Between the Civil War and World War II, many gifted and restless young black musicians found careers in the traveling patent-medicine shows, a favorite entertainment in the rural and small-town South. They sang and recited comic routines and danced to attract a crowd for the pitchman and his sales of wonder-cure “snake oil.”
“Born for Hard Luck” includes highlights from Peg Leg Sam’s performance at a North Carolina county fair in 1972, the only film record of a live medicine show. It gives excerpts from his comic routines, a mock chanted sermon, “toasts,” folktales, three buck dances, and his brilliant harmonica playing and singing of “Reuben Train,” “Greasy Greens,” “Hand Me Down,” “Who Left My Backdoor Running,” and “Froggie Went A-Courting.”

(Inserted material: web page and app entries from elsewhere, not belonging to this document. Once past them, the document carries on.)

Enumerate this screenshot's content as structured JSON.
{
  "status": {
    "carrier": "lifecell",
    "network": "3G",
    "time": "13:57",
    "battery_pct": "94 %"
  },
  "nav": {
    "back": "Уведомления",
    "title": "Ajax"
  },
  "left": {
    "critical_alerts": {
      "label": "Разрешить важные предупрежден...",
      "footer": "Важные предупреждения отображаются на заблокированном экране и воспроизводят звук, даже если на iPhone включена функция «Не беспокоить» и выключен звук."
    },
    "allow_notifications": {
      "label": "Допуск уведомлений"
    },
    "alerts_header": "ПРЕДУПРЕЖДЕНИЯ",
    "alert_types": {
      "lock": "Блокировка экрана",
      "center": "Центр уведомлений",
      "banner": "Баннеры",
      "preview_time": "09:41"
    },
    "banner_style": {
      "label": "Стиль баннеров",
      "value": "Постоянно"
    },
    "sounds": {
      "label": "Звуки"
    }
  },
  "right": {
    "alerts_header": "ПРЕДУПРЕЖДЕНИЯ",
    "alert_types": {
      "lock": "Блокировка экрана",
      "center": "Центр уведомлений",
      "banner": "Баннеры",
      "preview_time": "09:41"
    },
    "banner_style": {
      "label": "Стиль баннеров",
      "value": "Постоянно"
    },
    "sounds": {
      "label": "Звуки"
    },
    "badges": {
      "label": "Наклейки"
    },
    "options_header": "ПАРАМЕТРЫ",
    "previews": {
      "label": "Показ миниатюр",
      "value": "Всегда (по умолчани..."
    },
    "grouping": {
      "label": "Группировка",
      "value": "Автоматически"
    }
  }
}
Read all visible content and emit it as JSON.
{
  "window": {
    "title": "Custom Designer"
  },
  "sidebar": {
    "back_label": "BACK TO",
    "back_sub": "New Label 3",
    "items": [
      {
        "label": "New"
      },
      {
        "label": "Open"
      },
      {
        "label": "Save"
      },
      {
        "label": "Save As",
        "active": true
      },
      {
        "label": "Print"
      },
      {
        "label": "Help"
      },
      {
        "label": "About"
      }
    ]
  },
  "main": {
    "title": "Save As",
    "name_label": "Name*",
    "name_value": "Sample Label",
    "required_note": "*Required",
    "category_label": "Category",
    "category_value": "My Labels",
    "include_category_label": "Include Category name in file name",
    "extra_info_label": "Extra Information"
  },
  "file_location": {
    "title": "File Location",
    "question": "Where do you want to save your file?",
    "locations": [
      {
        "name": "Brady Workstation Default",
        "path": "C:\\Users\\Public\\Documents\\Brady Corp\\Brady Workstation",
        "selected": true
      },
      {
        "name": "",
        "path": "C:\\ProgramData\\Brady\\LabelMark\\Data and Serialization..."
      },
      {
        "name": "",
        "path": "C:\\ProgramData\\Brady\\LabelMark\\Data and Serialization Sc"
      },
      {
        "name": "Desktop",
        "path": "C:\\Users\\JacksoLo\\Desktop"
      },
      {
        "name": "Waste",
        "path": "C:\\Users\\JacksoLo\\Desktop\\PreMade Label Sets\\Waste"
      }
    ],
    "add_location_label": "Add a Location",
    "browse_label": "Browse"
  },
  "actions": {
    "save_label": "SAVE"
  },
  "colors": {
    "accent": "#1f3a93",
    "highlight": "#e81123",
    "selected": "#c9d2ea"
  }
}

Peg Leg Sam seems most proud of his skill on the harmonica: “I’ve met a heap of good harp players, but they were scared of me when I came into town. I was a young fellow and could suck on a harp! I was playing two harps–one in my mouth and one in my nose.” Other harp players could justifiably be scared of his tour-de-force “Fox Chase” (on both Flyright LP-505 and Trix 3302), performances probably unmatched on records. But Peg’s incidental criticism of other musicians during a jam session at Chapel Hill in 1973 showed that he is also aware of his own superior sense of pitch and rhythm. And he is a master of vocal and instrumental tone color and phrasing. Jackson also shows great individuality and freedom in reworking older pieces. His “John Henry” (Flyright LP-507A) opens like a fairly stock version of the ballad, but the death of the hero gets lost amid intricate train imitations and demonstrations of Peg’s ability to play the harmonica through his nose and without hands and to drop the instrument and catch it without losing a beat of the song. His two recordings of “Back Door” (Flyright 508B and Trix 3302) share few beyond their opening stanzas. Peg even stamps “Froggie Went A-Courting” with his signature in its final verses. Conversely, in his spoken narrative he makes an artistic performance of even accounts of his own experiences–establishing setting, mimicking voices, punctuating the accounts with his medicine-show refrains (“Funny things happen in this world!”) and doubtless freely inventing grotesque episodes, as when he tells of scratching the old lady’s nose with his claws when he left Buffalo.” Viawww.imdb.com